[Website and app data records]
※ ※ ※
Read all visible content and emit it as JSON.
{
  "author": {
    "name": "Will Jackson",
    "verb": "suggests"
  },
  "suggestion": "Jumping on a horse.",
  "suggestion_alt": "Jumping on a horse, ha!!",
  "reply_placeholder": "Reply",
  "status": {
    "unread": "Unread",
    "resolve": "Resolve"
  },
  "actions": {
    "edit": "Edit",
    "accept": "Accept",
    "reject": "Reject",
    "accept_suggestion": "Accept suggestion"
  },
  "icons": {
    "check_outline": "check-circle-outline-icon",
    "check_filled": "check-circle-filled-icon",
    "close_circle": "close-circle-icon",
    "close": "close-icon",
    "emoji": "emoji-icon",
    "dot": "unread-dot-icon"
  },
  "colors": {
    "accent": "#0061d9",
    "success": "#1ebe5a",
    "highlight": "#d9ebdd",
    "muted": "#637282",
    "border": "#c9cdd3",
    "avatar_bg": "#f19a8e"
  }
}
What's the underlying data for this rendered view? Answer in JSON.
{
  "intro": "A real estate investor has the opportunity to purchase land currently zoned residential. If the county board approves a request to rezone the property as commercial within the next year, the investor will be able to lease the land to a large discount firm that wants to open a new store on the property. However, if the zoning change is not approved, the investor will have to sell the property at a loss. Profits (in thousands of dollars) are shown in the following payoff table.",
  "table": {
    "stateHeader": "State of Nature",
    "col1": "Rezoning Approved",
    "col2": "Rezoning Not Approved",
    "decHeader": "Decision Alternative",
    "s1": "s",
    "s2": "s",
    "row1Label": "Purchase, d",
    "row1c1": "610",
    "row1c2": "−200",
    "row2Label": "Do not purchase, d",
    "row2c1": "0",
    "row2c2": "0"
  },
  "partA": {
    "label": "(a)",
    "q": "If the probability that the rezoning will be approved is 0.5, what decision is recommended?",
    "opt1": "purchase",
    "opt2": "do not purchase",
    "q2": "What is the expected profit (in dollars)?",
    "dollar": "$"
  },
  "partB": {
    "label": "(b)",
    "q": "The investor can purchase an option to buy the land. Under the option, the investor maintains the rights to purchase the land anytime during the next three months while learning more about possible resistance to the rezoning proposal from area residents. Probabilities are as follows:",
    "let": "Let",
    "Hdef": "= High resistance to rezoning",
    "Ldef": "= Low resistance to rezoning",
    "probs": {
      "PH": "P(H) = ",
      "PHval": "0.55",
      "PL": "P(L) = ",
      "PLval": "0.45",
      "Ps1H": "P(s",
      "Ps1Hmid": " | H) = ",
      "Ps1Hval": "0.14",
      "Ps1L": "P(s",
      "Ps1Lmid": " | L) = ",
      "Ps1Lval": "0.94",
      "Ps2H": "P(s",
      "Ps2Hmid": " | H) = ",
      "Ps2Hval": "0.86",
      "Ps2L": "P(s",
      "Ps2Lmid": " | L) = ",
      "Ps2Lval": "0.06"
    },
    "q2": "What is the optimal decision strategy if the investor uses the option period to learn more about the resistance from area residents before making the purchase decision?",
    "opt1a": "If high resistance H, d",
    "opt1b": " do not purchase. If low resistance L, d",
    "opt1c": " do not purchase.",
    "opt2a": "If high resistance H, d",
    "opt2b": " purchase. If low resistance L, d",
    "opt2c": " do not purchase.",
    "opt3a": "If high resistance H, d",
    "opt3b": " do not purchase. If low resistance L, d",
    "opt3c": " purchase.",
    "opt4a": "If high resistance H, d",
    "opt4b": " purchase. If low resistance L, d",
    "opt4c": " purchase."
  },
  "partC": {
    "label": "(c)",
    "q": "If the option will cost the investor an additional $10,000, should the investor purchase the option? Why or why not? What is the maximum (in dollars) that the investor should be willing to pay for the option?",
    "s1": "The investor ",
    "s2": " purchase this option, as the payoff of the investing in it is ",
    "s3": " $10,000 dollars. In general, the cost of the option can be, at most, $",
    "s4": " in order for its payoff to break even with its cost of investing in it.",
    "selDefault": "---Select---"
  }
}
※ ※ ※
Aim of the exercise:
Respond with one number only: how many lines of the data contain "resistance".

Written solution:
12